The Babylonian Talmud (Yoma 31b, 32b, and 35a) of several centuries earlier contains the same idea. It states that the biblical book Leviticus required the high priest to wear white on Yom Kippur when he entered the sanctuary’s Holy of Holies to pray for forgiveness for the misdeeds of the Israelites. The Talmud states that he was to be dressed like an angel. Jacob Z. Lauterbach[2] explains that “The white garments were aimed to deceive Satan who, when seeing the High Priest dressed in white, would mistake him for an angel and not seek to harm him. The custom, still prevailing in the Synagogue, that the pious worshippers, and especially the reader and the leader of the service, wear a white robe (‘Sargenes’ or ‘Kittel’) on the Day of Atonement also aims to make the worshippers appear like angels.”

Lauterbach also explains that the masses thought that one of the reasons that Bible told the high priest to enter the Holy of Holies with smoking incense was the belief that the smoke would drive the demon away and the high priest, whom Satan might recognize despite his disguise as an angel, would be protected from the demon.

Thus, four methods are used in dealing with Satan on the Day of Atonement. (1) He is bribed. (2) He is deceived by Jews disguising themselves as angels in order to ensure they are protected even if the bribe is unsuccessful. (3) To heighten the chances of success, the high priest prays to God on behalf of the people, disguised as an angel so that Satan does not harm him. (4) In the unlikely event that Satan is neither successfully bribed nor fooled, he is chased away from the sanctuary’s Holy of Holies by the use of smoke while the high priest prays to God during the holiday, the annual time that the deity is deliberating the fate of Jewry.

This was the primitive belief of many of the masses as recorded in the midrashic and talmudic literature.
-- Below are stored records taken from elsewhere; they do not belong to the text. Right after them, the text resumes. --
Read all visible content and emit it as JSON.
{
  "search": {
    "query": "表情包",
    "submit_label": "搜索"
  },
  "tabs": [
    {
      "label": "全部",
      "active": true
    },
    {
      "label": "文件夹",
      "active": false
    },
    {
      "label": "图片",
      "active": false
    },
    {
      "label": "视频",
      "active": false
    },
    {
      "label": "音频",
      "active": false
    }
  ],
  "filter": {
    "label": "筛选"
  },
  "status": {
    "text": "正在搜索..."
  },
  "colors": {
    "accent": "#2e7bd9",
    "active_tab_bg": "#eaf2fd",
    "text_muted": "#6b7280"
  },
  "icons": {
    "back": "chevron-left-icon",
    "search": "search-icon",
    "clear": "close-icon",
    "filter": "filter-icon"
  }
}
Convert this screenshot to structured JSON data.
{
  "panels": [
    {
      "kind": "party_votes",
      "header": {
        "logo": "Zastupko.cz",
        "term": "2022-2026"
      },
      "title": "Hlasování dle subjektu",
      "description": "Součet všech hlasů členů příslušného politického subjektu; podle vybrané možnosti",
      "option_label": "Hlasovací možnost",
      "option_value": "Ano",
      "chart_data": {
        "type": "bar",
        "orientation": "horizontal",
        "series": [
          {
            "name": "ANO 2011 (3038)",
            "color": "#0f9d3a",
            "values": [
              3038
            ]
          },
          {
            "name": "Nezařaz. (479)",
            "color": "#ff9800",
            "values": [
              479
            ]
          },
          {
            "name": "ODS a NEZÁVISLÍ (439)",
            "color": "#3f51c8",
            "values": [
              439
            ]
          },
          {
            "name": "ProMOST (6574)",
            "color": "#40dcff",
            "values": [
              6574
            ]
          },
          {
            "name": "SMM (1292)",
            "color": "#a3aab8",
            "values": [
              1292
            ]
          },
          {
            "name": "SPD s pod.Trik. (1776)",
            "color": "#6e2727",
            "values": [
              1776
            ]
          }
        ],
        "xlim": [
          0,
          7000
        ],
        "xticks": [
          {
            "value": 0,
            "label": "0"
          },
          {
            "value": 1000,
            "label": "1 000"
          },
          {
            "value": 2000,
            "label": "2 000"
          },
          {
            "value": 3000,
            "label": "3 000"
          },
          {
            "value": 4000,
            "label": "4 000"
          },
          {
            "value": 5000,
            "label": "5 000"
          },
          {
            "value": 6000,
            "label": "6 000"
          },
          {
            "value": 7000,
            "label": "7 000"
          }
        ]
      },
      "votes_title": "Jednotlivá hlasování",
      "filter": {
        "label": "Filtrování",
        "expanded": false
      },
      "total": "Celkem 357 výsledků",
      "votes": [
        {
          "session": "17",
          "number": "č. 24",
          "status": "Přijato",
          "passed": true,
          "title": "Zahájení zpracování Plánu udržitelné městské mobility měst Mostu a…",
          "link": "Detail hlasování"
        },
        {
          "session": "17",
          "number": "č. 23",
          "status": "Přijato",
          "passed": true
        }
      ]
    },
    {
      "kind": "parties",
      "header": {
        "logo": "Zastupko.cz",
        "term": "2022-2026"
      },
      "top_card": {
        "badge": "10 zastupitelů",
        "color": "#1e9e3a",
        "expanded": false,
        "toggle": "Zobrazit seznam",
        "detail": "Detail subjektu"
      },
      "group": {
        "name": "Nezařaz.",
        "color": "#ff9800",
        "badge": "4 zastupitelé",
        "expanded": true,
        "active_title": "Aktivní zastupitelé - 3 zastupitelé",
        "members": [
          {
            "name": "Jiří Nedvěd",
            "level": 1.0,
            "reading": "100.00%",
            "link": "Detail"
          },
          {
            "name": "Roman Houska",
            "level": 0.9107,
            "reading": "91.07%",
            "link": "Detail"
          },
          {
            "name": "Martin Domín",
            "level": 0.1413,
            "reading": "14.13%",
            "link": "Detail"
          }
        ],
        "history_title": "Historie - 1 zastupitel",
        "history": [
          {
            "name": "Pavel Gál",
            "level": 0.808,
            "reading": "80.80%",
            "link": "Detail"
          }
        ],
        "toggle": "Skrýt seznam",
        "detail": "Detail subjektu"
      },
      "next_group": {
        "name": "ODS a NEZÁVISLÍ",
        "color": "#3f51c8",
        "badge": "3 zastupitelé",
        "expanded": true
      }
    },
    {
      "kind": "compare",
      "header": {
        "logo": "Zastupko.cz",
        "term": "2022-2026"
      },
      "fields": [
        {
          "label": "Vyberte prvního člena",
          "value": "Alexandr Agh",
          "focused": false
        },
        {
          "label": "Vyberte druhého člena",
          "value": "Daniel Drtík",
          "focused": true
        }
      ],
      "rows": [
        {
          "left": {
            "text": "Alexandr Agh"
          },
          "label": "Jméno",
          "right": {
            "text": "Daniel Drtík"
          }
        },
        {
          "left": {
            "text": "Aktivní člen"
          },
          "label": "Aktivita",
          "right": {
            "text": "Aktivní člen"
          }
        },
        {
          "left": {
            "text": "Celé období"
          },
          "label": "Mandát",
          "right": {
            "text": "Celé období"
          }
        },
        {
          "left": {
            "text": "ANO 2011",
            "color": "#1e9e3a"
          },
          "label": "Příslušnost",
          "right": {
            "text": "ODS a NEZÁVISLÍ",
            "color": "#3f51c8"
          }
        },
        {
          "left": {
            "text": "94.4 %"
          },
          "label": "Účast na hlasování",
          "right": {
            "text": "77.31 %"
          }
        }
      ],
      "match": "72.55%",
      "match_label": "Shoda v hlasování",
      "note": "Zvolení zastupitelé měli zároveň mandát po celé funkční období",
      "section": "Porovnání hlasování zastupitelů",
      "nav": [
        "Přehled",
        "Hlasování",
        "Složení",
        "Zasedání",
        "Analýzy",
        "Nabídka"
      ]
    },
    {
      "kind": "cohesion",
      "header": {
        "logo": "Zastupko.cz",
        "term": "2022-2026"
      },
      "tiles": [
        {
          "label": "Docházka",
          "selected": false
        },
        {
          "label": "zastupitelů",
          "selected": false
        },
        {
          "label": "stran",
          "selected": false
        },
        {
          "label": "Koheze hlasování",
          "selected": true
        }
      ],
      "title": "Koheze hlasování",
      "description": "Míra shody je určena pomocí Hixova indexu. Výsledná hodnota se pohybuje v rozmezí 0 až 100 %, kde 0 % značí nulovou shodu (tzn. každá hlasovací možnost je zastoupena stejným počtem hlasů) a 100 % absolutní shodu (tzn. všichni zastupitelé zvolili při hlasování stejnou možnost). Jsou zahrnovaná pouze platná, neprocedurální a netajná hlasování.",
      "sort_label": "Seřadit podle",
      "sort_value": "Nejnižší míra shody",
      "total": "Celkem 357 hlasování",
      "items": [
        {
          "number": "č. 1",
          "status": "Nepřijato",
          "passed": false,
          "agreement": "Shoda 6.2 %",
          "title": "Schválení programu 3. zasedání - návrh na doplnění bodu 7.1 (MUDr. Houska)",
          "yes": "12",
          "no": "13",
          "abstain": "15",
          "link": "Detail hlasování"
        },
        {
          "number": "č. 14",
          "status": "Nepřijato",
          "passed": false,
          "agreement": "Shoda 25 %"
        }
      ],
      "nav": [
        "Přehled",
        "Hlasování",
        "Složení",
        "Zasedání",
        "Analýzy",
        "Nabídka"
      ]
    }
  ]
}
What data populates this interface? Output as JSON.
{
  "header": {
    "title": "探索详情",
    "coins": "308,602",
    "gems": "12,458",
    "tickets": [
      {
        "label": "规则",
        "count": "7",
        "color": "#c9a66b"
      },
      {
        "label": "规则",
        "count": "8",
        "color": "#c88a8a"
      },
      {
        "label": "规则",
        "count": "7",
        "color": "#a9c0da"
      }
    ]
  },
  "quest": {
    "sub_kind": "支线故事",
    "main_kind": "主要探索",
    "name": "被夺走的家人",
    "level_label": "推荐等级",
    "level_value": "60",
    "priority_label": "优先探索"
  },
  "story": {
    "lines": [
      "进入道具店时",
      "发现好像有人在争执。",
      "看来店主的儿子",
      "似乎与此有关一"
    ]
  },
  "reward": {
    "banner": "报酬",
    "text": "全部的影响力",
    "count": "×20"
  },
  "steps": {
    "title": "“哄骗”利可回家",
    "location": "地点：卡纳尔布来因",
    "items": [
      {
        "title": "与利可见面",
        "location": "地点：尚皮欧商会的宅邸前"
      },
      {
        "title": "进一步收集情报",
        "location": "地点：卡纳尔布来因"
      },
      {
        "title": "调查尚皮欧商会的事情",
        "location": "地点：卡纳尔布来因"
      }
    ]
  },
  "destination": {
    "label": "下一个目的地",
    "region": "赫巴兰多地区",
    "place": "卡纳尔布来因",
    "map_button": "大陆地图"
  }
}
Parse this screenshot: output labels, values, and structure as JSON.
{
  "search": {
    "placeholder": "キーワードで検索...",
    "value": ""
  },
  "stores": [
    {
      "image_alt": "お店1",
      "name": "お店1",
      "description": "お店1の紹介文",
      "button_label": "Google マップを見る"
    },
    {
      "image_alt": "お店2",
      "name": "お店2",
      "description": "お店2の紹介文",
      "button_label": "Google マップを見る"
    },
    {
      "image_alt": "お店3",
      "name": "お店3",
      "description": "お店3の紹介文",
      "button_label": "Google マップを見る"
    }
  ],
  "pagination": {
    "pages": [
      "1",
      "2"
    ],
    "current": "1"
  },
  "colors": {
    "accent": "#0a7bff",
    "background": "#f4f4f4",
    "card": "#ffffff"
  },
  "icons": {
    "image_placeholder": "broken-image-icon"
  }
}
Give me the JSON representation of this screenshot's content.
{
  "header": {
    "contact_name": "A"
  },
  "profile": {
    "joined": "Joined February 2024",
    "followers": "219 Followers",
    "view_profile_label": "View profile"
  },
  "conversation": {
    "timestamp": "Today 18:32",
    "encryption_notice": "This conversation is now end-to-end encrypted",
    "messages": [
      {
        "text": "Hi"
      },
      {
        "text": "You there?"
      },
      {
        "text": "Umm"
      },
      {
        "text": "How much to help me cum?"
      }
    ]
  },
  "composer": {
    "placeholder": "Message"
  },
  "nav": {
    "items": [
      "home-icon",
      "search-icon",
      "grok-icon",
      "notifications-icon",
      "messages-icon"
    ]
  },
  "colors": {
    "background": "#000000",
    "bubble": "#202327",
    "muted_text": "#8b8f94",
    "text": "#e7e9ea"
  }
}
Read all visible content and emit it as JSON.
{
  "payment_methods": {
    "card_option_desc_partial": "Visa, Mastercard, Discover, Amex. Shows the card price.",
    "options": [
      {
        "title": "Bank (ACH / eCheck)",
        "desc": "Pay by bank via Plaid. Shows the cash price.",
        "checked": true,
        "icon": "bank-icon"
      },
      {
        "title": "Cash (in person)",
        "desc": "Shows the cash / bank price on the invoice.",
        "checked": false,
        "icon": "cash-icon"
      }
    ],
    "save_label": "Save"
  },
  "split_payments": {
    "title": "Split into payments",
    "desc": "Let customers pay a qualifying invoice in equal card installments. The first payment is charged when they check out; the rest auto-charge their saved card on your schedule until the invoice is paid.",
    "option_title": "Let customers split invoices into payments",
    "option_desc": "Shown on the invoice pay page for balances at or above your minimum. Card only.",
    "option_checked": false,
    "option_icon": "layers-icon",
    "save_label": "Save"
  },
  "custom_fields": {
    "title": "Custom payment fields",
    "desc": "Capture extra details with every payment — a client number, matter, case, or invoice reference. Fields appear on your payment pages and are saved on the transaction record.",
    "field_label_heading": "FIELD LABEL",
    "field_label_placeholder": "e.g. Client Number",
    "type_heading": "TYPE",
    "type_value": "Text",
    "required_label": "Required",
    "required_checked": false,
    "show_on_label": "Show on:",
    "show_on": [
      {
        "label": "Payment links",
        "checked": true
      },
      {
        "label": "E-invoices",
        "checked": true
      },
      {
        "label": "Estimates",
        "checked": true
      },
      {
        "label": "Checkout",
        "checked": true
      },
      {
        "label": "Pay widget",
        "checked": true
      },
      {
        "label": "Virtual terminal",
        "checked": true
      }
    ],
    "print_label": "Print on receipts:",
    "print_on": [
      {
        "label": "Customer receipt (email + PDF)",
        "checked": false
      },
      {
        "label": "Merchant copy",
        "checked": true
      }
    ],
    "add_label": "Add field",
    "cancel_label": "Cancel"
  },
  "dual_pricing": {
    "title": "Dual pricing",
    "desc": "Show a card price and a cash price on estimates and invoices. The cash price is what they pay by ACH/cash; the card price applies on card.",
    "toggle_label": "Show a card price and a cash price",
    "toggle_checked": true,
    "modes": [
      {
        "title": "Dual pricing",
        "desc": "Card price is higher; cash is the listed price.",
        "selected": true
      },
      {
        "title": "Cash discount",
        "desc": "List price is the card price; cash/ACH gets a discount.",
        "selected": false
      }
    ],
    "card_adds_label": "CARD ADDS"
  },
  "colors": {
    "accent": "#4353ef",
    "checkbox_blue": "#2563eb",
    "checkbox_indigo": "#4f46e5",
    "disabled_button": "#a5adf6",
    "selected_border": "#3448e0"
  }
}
It was certainly not the understanding of rationalists such as Maimonides, who gave entirely different and more mature explanations for the practices.


Many Jews perform several ceremonies on Rosh Hashanah and Yom Kippur due to their conviction that they are judged during this period. The rituals stem from the Jews’ desire to stop Satan from accusing them of improper behavior and persuading God to punish them. One of the practices instituted was tashlich, which many Jews still practice today.

Scholars have explained that the rite includes going to water because many ancients felt that divine beings inhabited water and its environs. Food was then tossed into the water to bribe the demon. Water with fish was preferred because the fish were seen as beings that could convey the bribe to the demon.

A host of rabbis attempted to stop the practice or at least elevate and rationalize the superstitious rite by giving symbolic interpretations of the various ceremonial elements. They also changed the time of the rite to remove the idea that it was associated with Satan. Many rabbis recognized the true origin of tashlich and refused to observe it. Maimonides held this view, and did not include the rite in his code of Jewish law.

[1] This is the second part of a chapter from my book “Maimonides: The exceptional mind” where I describe the thinking of the great sage who lived from 1138 to 1204.

[2] Rabbinic Essays, 63.